CHARLES TOWN – Does West Virginia law give more than 640 property owners a collective say whether their properties will be included in a 2,602-acre annexation proposed by the City of Charles Town?
Or do special provisions in state law allow Charles Town’s proposed boundary expansion to proceed without obtaining a majority consent of those affected property owners?
These questions will be debated Sept. 15 before the West Virginia Supreme Court, positioning the court to resolve a legal question left unresolved for more than three years. The oral arguments are scheduled to begin at 10 a.m.
That’s when oral arguments will be presented to the state’s highest court in a case involving differing interpretations of municipal annexation law between the City of Charles Town and the Jefferson County Commission.
Jefferson County is the only jurisdiction in West Virginia to create urban growth boundaries, planning mechanisms designed to define and direct where municipalities might expand their boundaries in the future.
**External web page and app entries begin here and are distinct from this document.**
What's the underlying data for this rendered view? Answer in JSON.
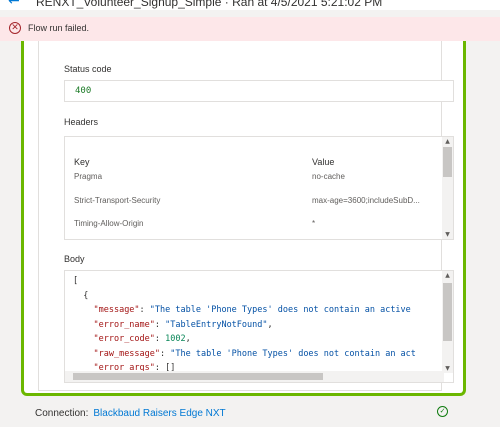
{
  "header": {
    "back_icon": "back-arrow-icon",
    "title": "RENXT_Volunteer_Signup_Simple · Ran at 4/5/2021 5:21:02 PM"
  },
  "error_bar": {
    "icon": "error-circle-icon",
    "message": "Flow run failed."
  },
  "status": {
    "label": "Status code",
    "value": "400"
  },
  "headers": {
    "label": "Headers",
    "col_key": "Key",
    "col_value": "Value",
    "rows": [
      {
        "key": "Pragma",
        "value": "no-cache"
      },
      {
        "key": "Strict-Transport-Security",
        "value": "max-age=3600;includeSubD..."
      },
      {
        "key": "Timing-Allow-Origin",
        "value": "*"
      }
    ]
  },
  "body": {
    "label": "Body",
    "lines": {
      "l0": "[",
      "l1": "  {",
      "l2_key": "\"message\"",
      "l2_val": "\"The table 'Phone Types' does not contain an active",
      "l3_key": "\"error_name\"",
      "l3_val": "\"TableEntryNotFound\"",
      "l4_key": "\"error_code\"",
      "l4_val": "1002",
      "l5_key": "\"raw_message\"",
      "l5_val": "\"The table 'Phone Types' does not contain an act",
      "l6_key": "\"error_args\"",
      "l6_val": "[]"
    }
  },
  "footer": {
    "connection_label": "Connection:",
    "connection_name": "Blackbaud Raisers Edge NXT",
    "status_icon": "success-check-icon"
  },
  "colors": {
    "success_green": "#6bb700",
    "error_bg": "#fde7e9",
    "link_blue": "#0078d4"
  }
}
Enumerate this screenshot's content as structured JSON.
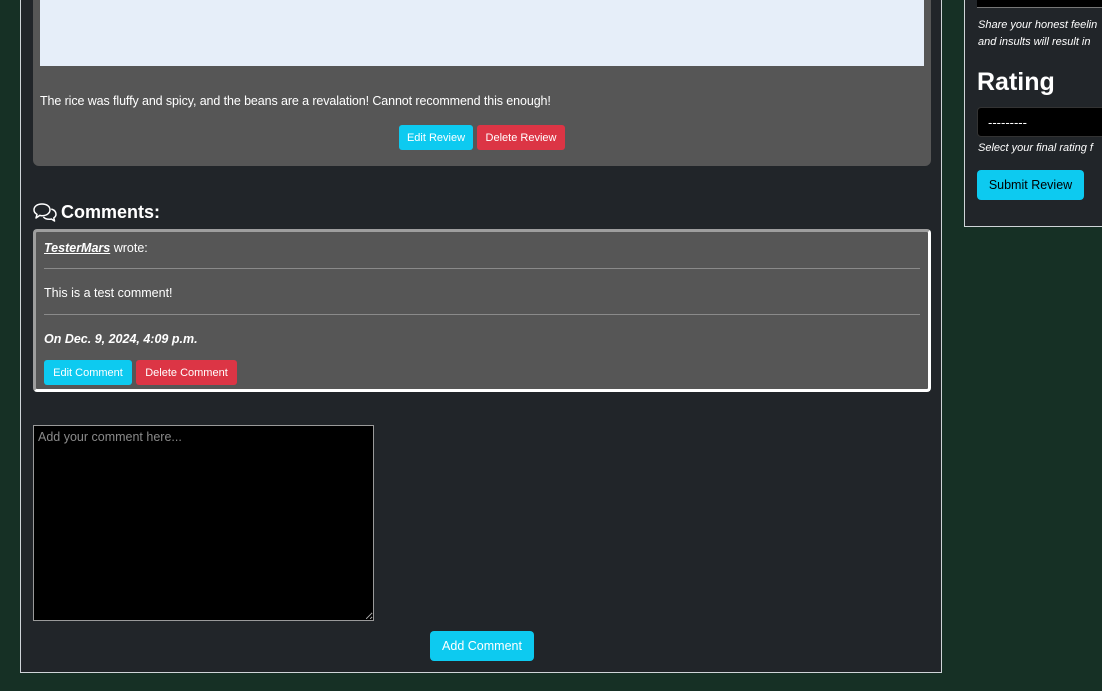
{
  "review": {
    "text": "The rice was fluffy and spicy, and the beans are a revalation! Cannot recommend this enough!",
    "edit_label": "Edit Review",
    "delete_label": "Delete Review"
  },
  "comments": {
    "heading": "Comments:",
    "items": [
      {
        "author": "TesterMars",
        "wrote": "wrote:",
        "body": "This is a test comment!",
        "date": "On Dec. 9, 2024, 4:09 p.m.",
        "edit_label": "Edit Comment",
        "delete_label": "Delete Comment"
      }
    ],
    "textarea_placeholder": "Add your comment here...",
    "add_label": "Add Comment"
  },
  "sidebar": {
    "help_text_line1": "Share your honest feelin",
    "help_text_line2": "and insults will result in",
    "rating_heading": "Rating",
    "rating_selected": "---------",
    "rating_help": "Select your final rating f",
    "submit_label": "Submit Review"
  },
  "colors": {
    "background": "#163025",
    "panel": "#212529",
    "card": "#565656",
    "info": "#0dcaf0",
    "danger": "#dc3545"
  }
}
The outcome of the case could potentially affect future municipal annexations in Jefferson County.
In addition to Charles Town, the municipalities of Ranson, Shepherdstown and Bolivar have urban growth boundaries.
Charles Town officials believe that, under provisions related to “minor boundary adjustments” within an urban growth planning boundary first mapped out for Charles Town in 2003, that the city already has the inherent authority to move forward with the annexation—even without obtaining a vote of approval from affected property owners.
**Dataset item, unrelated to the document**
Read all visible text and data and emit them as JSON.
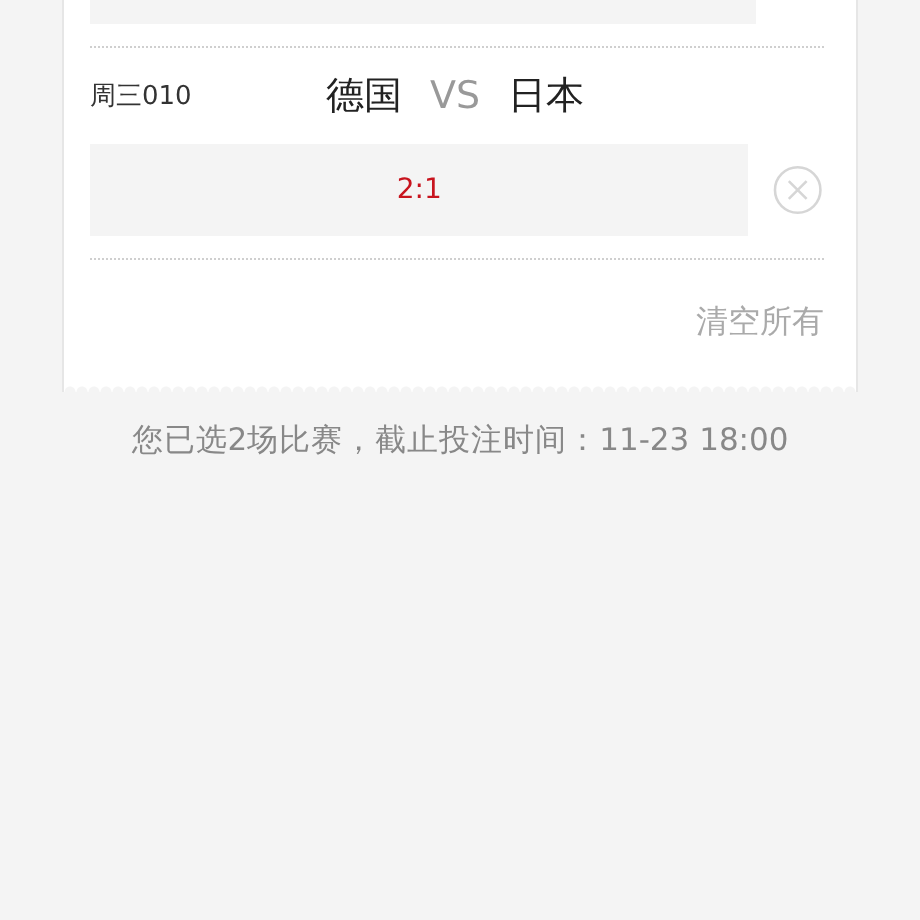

“It is the clear intent of the legislature [to] create a new planning tool to encourage a more efficient and effective way of managing urban growth in West Virginia,” states a brief that Charles Town officials submitted in the case before the Supreme Court.
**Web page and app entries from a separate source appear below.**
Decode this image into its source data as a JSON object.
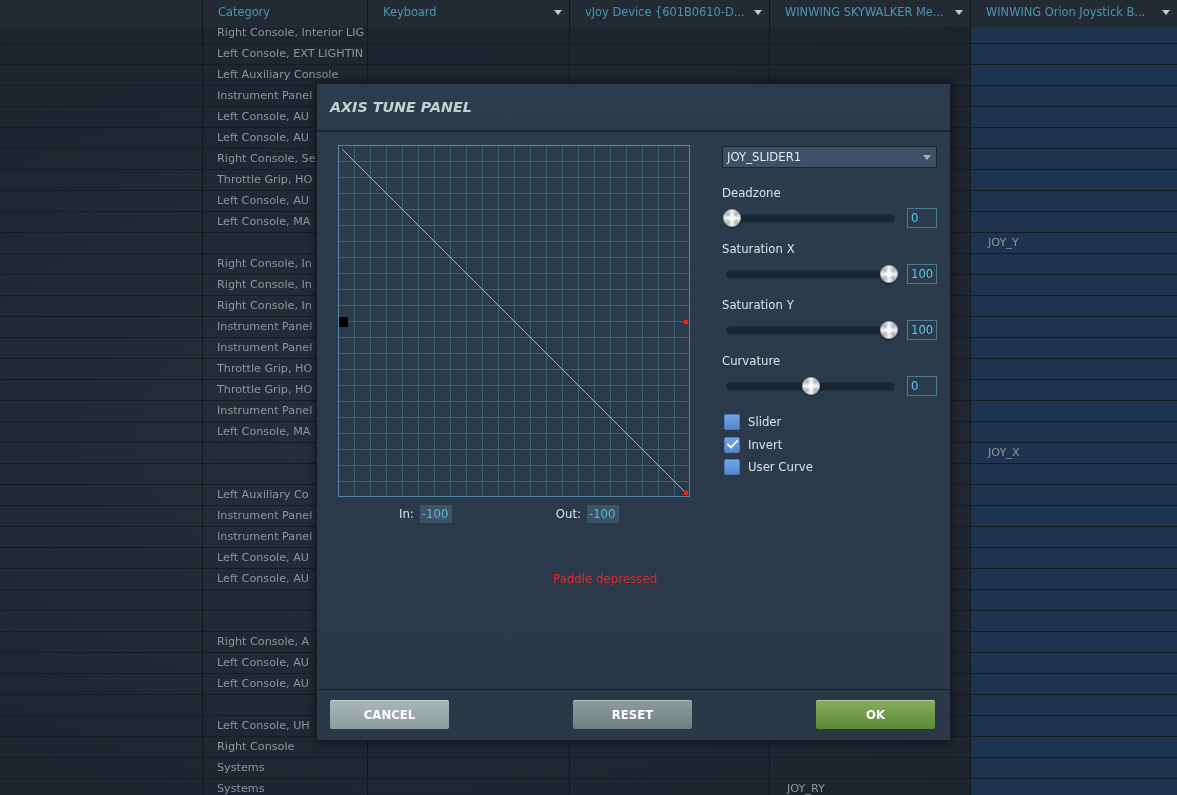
{
  "table": {
    "columns": [
      {
        "label": "Category",
        "dropdown": false,
        "selected": false
      },
      {
        "label": "Keyboard",
        "dropdown": true,
        "selected": false
      },
      {
        "label": "vJoy Device {601B0610-D...",
        "dropdown": true,
        "selected": false
      },
      {
        "label": "WINWING SKYWALKER Me...",
        "dropdown": true,
        "selected": false
      },
      {
        "label": "WINWING Orion Joystick B...",
        "dropdown": true,
        "selected": true
      }
    ],
    "rows": [
      {
        "category": "Right Console, Interior LIG"
      },
      {
        "category": "Left Console, EXT LIGHTIN"
      },
      {
        "category": "Left Auxiliary Console"
      },
      {
        "category": "Instrument Panel"
      },
      {
        "category": "Left Console, AU"
      },
      {
        "category": "Left Console, AU"
      },
      {
        "category": "Right Console, Se"
      },
      {
        "category": "Throttle Grip, HO"
      },
      {
        "category": "Left Console, AU"
      },
      {
        "category": "Left Console, MA"
      },
      {
        "winwing_orion": "JOY_Y"
      },
      {
        "category": "Right Console, In"
      },
      {
        "category": "Right Console, In"
      },
      {
        "category": "Right Console, In"
      },
      {
        "category": "Instrument Panel"
      },
      {
        "category": "Instrument Panel"
      },
      {
        "category": "Throttle Grip, HO"
      },
      {
        "category": "Throttle Grip, HO"
      },
      {
        "category": "Instrument Panel"
      },
      {
        "category": "Left Console, MA"
      },
      {
        "winwing_orion": "JOY_X"
      },
      {},
      {
        "category": "Left Auxiliary Co"
      },
      {
        "category": "Instrument Panel"
      },
      {
        "category": "Instrument Panel"
      },
      {
        "category": "Left Console, AU"
      },
      {
        "category": "Left Console, AU"
      },
      {},
      {},
      {
        "category": "Right Console, A"
      },
      {
        "category": "Left Console, AU"
      },
      {
        "category": "Left Console, AU"
      },
      {},
      {
        "category": "Left Console, UH"
      },
      {
        "category": "Right Console"
      },
      {
        "category": "Systems"
      },
      {
        "category": "Systems",
        "winwing_skywalker": "JOY_RY"
      }
    ]
  },
  "dialog": {
    "title": "AXIS TUNE PANEL",
    "axis": "JOY_SLIDER1",
    "in_label": "In:",
    "in_value": "-100",
    "out_label": "Out:",
    "out_value": "-100",
    "status": "Paddle depressed",
    "sliders": [
      {
        "label": "Deadzone",
        "level": 0,
        "value": "0"
      },
      {
        "label": "Saturation X",
        "level": 1,
        "value": "100"
      },
      {
        "label": "Saturation Y",
        "level": 1,
        "value": "100"
      },
      {
        "label": "Curvature",
        "level": 0.5,
        "value": "0"
      }
    ],
    "options": [
      {
        "label": "Slider",
        "checked": false
      },
      {
        "label": "Invert",
        "checked": true
      },
      {
        "label": "User Curve",
        "checked": false
      }
    ],
    "buttons": [
      {
        "label": "CANCEL",
        "kind": "cancel"
      },
      {
        "label": "RESET",
        "kind": "reset"
      },
      {
        "label": "OK",
        "kind": "ok"
      }
    ]
  }
}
“The City has the right to annex property within [its] Urban Growth Boundary, and that once the City has determined that an annexation is a minor boundary adjustment, it can annex property within the Urban Growth Boundary.”
In part seeking to replace a random “Swiss cheese” pattern of the city’s current borders with more cohesive, logical and functional boundaries, Charles Town officials have said the proposed annexation involved in the court appeal would help the city plan for development and deliver services more efficiently and promote stronger long-term economic development.
If adopted, the boundary expansion would add roughly 2,100 new residents to Charles Town’s 5,900 population. About 609 homes and 38 commercial properties would come into the city’s corporate boundaries. The city would also collect more than $1 million in estimated new property tax revenue.
However, the county commission disagrees. Initially on April 6, 2017, and then again in a clarification six days later, the commission unanimously rejected the city’s annexation because the proposal did not include a vote of approval by the majority of those property owners.
The commission also further agreed that the city’s proposed annexation was too large to be considered a minor boundary adjustment under state law addressing annexations within municipal urban growth boundaries.
The commission defended its decision rejecting the annexation in a brief to the Supreme Court by asking: “The central question in this case is this: Do citizens who reside within a municipal urban growth boundary [that has not yet been annexed] have the same rights of self-determination as citizens who live outside of an urban growth boundary? … Even though all other instances of annexation require a majority vote or petition of the citizens/freeholders who live in the affected area?”
The commission answered its question this way: “A plain reading of W.Va. Code 8-6-4a©(2) gives the exact same protection to citizens within an urban growth boundary as it does to citizens outside of an urban growth boundary. In fact, any other interpretation would likely be unconstitutional on its face simply because it would fail to provide due process/equal protection to citizens within and without an urban growth boundary.”
Charles Town officials appealed the county commission’s decision to a Jefferson County Circuit Court. On March 28, 2019, Judge David Hammer issued an opinion siding with the commission. He determined that state law protects property owners from having their land annexed by actions initiated by municipal officials without the collective approval of the affected property owners.
Two months later, further pressing their interpretation of state annexation law, Charles Town officials appealed Hammer’s ruling to the Supreme Court. “This interpretation of the annexation statutes [by Hammer] ignores the fact that the legislature created a unique process of annexation in areas within an Urban Growth Boundary,” city officials argue to the high court. “Further, instead of making the annexation within an Urban Growth Boundary easier, the Court’s findings make the process more cumbersome.
“The [circuit] Court exceeded its authority in substituting its opinion for the clear legislative intent concerning the annexation within the Urban Growth Boundary.”
Scheduling the oral arguments in the case for September puts the Supreme Court on track to likely issue an opinion by Nov. 20, according to Jennifer Bundy, the court’s public information officer.